CraftingGeneral ArtScienceSculpture

Carl Sagan, Immortalized in SpokePOV

Cross posted from Skepchick. Post by Rebecca Watson.

OK, maybe “immortalized” isn’t exactly the right word for a portrait in LEDs that only appears when in motion, but it’s close enough.

SpokePOV is a kit you can build that will let you program images that appear on your bicycle’s wheel when you ride at a certain speed. The “POV” stands for “persistence of vision,” which in a colloquial sense refers to the optical illusion in which still images can appear to be moving, as when you watch a film, and a moving object can display a static image, as in SpokePOV. SpokePOV uses lines of LEDs on a circuit board with a small computer attached. The circuit board is strapped to the spokes of your bike wheel and a magnet is attached to the bike so that the computer can tell when to flash the LEDs. When the wheel is spinning fast enough, people watching will see an LED image on your bike wheel as you fly past.

An interesting side note: the phrase “persistence of vision” comes from the idea that an image remains on your retina for a brief period of time, even after the image itself has changed. An early hypothesis suggested that this is why we perceive films as fluid motion, but that hypothesis has been disproved. These researchers would like to replace it with the phrase “short range apparent motion,” but I’m unsure of where that leaves illusions like SpokePOV or these novelty clocks, since they aren’t creating apparent motion but apparent static images. Beta movement also doesn’t seem to fit, nor does phi phenomenon. Any psychologists in the audience, please feel free to weigh in, here.

Anyway, SpokePOV is a fun project and fairly easy to put together, though I’m lucky that I have a partner who honestly loves to solder. We got three circuit board kits, since the more circuit boards on each wheel, the stronger the image will show at slower speeds. We got blue, which requires a bit more power than red, yellow, or green, but is so super awesome and bright. Plus it matches my handlebar tape and shoes.

We used a serial-to-USB converter to be able to upload images to the computers, each of which has enough space for four different images, allowing us to create animations or just to display a rotating set of images.

For my first go, I tried a portrait of Carl Sagan. Because we only have one color, I had to find a simple portrait that was easy to reduce to a single color. I found this one on Google Images, and turned it into this:

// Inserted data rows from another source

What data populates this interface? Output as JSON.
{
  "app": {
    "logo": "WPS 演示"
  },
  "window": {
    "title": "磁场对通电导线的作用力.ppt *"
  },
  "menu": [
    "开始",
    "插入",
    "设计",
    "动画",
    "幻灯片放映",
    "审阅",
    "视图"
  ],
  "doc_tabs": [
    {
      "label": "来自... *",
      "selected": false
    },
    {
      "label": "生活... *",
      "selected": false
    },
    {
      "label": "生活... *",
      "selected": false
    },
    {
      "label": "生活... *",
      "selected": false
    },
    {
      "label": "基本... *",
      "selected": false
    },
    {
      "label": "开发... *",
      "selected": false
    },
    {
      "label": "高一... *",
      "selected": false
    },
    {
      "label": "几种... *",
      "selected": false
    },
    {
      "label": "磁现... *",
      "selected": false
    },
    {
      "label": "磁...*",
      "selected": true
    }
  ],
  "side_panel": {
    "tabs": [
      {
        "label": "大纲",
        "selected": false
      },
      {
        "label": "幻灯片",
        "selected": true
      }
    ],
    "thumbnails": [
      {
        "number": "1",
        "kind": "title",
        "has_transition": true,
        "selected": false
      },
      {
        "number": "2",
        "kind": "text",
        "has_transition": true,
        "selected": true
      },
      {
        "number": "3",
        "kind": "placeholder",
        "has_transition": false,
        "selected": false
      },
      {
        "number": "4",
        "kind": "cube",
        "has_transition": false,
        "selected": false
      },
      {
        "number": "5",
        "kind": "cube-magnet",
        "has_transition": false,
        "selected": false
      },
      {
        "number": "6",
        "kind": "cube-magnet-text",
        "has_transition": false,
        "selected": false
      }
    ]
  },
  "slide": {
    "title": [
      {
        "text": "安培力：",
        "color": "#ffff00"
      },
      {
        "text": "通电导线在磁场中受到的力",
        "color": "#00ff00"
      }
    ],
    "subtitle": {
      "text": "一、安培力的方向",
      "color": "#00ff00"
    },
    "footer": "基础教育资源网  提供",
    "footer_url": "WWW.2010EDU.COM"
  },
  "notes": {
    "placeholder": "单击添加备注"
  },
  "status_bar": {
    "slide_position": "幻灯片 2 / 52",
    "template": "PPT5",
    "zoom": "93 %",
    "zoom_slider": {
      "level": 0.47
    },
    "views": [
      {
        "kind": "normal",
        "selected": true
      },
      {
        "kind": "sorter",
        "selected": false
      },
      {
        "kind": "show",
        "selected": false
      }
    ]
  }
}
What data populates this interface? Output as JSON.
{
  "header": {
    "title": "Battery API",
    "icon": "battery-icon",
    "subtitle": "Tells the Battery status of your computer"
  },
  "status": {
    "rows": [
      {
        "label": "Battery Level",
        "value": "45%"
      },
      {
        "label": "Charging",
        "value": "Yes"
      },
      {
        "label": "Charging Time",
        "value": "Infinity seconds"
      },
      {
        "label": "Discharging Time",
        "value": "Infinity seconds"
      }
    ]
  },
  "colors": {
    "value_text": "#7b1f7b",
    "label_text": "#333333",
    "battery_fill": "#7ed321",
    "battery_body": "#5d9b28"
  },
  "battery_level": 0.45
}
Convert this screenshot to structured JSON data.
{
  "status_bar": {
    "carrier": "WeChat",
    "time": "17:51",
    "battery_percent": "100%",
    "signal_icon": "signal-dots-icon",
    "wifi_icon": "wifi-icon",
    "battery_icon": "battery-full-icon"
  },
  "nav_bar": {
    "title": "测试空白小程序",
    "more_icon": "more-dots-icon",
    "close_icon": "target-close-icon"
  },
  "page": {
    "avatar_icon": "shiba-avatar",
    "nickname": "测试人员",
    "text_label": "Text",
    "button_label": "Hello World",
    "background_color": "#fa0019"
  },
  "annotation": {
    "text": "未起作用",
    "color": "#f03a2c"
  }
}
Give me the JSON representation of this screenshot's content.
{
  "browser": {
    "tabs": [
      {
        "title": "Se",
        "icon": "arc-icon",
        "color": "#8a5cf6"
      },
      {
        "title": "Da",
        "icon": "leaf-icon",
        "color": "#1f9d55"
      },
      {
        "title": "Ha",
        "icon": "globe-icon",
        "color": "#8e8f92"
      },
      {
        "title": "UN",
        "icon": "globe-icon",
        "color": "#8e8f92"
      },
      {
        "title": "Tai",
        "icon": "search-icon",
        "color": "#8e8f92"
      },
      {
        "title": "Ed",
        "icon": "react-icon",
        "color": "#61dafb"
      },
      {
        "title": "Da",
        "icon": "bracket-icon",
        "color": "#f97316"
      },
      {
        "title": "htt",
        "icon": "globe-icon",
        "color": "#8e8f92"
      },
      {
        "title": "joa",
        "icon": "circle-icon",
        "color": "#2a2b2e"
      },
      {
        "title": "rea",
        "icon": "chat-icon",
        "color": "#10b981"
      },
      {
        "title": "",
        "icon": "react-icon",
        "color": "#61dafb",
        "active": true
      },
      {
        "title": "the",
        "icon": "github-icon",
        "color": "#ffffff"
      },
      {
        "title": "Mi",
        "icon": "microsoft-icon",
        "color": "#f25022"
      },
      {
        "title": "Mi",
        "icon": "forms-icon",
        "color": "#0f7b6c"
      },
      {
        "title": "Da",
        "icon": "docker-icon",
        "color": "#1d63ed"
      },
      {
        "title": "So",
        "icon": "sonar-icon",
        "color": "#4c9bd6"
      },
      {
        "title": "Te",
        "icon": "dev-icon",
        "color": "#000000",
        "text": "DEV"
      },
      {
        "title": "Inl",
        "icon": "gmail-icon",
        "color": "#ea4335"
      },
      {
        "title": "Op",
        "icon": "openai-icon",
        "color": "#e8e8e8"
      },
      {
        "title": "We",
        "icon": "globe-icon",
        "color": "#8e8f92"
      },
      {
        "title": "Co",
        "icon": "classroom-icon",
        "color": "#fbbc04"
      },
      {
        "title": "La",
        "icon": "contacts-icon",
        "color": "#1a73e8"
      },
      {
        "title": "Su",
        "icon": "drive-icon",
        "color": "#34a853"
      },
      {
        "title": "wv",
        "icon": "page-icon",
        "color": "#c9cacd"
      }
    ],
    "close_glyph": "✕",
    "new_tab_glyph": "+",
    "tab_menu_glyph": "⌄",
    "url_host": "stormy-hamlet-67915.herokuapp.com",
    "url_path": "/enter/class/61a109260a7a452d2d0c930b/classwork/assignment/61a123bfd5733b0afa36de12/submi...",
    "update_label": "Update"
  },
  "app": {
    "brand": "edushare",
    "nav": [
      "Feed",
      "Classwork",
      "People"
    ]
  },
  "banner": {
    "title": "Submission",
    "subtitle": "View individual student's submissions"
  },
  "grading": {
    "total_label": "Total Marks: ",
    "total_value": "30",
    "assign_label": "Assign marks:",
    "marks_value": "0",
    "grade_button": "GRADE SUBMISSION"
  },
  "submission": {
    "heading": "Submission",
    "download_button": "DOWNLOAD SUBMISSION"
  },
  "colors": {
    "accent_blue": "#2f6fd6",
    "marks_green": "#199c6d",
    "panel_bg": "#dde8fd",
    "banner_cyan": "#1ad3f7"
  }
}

Carl Sagan Portrait

And because I could animate it, I decided to make Carl give a sassy little wink:

Carl Sagan winking

I uploaded the images and spun the wheel, and here’s what it looked like:

Carl Sagan on the bike

Okay, probably not a likeness that is immediately recognizable for most people on the street (or, maybe, for anyone) but I’m still pleased with it, and regardless of what image is showing, the LEDs are so bright that drivers should be able to spot me from a mile away on a dark and otherwise dangerous night.

I’ve already designed a new image of an old school atom that looks pretty amazing, though I don’t have a good photo of it on the bike just yet – I’ll probably Tweet it when I do have one. I’d love to get a pic of the bike in motion, but my photographer partner tells me that’s going to be very, very difficult, so in the meanwhile we have to go with the upside-down stationary bike. Also, in the future I may pick up some more kits to light up the front wheel as well, at which point I’d like to experiment with images that “jump” from one wheel to the other.

If you have SpokePOV or want to try it and would like a winking Sagan face on your bike, here are the .dat files, which you can edit as you please! Also, let me know what other dorky images you think would work on a bike wheel and maybe I’ll try them out.

Amy Roth

Amy Davis Roth (aka Surly Amy) is a multimedia, science-loving artist who resides in Los Angeles, California. She makes Surly-Ramics and is currently in love with pottery. Daily maker of art and leader of Mad Art Lab. Support her on Patreon. Tip Jar is here.

Related Articles

Leave a Reply

Check Also
Back to top button